After yesterday’s sightings of cheetah and realizing that only 11 resided in the park, I was ready to look for them again in the same location. Up at the crack of dawn, Boni and I setout to the site along the Tangirie River we saw them last. Along the way, laying next to its borrow was the fuzziest bat eared fox in the world (in my expert opinion). The elephants, giraffe, wildebeest, buffalo, waterbuck, zebra, and countless gazelles, grassed and drank for the diminishing waterholes along the way. As we approached the river, I saw one, two, then four cheetah, jumping across the tiny depleting river…OMG! These were four different cheetahs. They came to rest under a neighboring acacia tree; I stayed eyes glued, until I felt I had enough photos.
Alongside the acacia, no plant is quite so synonymous with Africa than the noble baobab. Otherwise known as the Tree of Life, the baobab gets its distinct shape from the fact it can store anywhere between 300 and 1000 liters of water within its bloated trunk.
Legend has it that long ago, the baobab trees would roam across Africa on their roots until their movements angered God. He planted them upside down so that they would be forever bound to the one place.

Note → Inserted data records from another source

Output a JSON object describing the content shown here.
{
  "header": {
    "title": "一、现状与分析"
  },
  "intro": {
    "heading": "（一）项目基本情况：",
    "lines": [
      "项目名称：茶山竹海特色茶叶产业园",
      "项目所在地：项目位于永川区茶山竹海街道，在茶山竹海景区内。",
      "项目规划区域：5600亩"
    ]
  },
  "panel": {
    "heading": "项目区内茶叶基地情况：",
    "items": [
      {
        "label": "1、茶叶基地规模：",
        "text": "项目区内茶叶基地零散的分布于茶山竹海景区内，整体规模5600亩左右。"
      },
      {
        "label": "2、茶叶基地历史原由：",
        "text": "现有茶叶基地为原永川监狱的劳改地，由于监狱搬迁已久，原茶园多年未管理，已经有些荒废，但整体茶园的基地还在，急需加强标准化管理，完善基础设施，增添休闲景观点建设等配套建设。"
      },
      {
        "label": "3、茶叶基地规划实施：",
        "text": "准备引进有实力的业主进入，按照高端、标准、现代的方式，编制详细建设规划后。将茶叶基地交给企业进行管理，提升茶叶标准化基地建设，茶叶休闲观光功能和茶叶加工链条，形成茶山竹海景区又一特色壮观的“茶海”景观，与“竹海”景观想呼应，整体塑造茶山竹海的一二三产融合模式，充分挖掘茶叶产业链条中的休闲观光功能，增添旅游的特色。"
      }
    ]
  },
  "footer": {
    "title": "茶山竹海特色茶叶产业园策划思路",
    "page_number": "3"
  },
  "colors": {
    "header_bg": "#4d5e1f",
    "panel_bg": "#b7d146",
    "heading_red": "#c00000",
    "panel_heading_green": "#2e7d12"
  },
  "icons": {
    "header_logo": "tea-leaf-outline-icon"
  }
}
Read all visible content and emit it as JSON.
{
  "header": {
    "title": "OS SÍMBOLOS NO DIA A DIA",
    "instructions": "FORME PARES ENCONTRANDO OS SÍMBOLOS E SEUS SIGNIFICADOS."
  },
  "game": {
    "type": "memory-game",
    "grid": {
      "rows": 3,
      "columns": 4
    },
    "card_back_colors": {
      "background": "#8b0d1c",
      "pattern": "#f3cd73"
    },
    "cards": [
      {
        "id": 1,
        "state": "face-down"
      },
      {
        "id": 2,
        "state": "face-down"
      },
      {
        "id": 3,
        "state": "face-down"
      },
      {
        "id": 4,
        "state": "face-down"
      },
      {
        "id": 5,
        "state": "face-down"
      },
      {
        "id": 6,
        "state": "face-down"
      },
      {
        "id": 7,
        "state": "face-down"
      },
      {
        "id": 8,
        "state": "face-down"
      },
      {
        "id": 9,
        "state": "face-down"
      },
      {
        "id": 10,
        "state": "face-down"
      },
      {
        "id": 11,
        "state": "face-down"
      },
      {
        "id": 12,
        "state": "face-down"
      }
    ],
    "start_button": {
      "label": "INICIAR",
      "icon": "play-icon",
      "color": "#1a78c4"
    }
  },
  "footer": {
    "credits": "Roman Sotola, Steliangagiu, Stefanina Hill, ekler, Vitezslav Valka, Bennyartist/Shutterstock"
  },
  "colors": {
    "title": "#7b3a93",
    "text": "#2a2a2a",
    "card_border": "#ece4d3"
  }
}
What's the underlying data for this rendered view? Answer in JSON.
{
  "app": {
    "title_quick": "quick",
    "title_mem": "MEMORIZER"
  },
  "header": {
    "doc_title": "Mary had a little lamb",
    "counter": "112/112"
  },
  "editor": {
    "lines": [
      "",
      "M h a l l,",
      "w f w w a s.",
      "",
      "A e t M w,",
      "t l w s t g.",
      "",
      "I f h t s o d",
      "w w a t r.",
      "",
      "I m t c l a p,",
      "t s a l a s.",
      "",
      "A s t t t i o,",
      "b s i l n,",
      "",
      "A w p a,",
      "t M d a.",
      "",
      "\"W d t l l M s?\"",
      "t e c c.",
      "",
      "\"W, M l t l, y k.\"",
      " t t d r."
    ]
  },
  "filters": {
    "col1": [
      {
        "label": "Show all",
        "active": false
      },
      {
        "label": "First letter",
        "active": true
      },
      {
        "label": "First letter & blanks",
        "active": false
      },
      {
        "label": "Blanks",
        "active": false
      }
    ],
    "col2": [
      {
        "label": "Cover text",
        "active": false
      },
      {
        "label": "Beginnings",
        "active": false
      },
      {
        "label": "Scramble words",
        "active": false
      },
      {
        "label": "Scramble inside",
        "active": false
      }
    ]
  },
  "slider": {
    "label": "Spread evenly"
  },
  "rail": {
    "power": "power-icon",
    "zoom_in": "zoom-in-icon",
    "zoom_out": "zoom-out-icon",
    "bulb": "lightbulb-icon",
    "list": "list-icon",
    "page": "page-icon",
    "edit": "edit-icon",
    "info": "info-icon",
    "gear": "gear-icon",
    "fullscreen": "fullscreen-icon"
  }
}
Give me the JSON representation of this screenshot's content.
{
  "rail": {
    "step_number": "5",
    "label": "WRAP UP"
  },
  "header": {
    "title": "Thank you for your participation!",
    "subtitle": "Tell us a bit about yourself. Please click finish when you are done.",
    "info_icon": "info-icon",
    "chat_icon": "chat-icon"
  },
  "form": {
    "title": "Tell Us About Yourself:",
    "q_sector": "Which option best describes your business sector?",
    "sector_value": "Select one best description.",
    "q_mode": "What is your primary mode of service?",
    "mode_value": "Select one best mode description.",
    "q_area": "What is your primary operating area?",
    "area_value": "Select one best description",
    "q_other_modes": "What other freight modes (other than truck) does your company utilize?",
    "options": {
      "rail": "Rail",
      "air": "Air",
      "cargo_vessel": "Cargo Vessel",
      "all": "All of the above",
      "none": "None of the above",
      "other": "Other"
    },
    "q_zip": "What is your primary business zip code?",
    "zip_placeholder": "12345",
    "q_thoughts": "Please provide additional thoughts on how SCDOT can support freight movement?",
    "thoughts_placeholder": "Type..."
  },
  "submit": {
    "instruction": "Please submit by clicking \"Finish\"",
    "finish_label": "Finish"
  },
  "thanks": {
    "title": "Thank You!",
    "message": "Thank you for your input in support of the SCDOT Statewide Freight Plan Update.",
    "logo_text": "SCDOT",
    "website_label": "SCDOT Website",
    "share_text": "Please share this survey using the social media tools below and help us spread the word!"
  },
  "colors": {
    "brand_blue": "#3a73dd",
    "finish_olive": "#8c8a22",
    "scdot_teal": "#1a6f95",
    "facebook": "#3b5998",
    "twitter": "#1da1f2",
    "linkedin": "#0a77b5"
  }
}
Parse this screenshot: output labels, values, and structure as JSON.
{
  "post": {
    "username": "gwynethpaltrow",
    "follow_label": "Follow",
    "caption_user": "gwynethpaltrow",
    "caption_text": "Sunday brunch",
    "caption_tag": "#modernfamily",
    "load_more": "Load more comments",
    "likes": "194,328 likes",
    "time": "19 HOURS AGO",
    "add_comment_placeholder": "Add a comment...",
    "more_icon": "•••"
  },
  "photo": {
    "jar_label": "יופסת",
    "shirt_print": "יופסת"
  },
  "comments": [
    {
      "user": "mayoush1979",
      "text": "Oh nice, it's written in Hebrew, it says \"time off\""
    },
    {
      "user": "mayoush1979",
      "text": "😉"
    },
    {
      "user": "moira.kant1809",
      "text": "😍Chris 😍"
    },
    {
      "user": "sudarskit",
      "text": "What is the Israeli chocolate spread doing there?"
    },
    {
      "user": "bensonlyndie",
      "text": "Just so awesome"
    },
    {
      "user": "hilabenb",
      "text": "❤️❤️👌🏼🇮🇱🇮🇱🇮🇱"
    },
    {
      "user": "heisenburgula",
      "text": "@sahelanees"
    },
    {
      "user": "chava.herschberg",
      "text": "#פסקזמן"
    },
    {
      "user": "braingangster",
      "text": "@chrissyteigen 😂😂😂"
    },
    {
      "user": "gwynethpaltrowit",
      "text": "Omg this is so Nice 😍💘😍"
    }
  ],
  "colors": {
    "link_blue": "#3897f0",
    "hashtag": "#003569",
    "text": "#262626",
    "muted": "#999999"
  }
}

From a more practical standpoint, the baobab is an important source of food for the animals of Tarangire, with its seeds being edible and its bark being used by elephants to sharpen their tusks. Many animals use it for their home as well. The aardvark, warthogs, and the many hornbills. I also found out that poachers use their large crevasses as a hideout. Poaching is still one of the leading causes of decline of the Masai giraffe and many other species in Tanzania. After an amazing day I’m reflecting on the great work being produced to help save our African animals form extinction and the work TLD supports around the globe in those efforts. I’m very proud of those efforts. For those of you reading this blog, please visit us soon and ask about specific ways TLD is helping and how you can help too.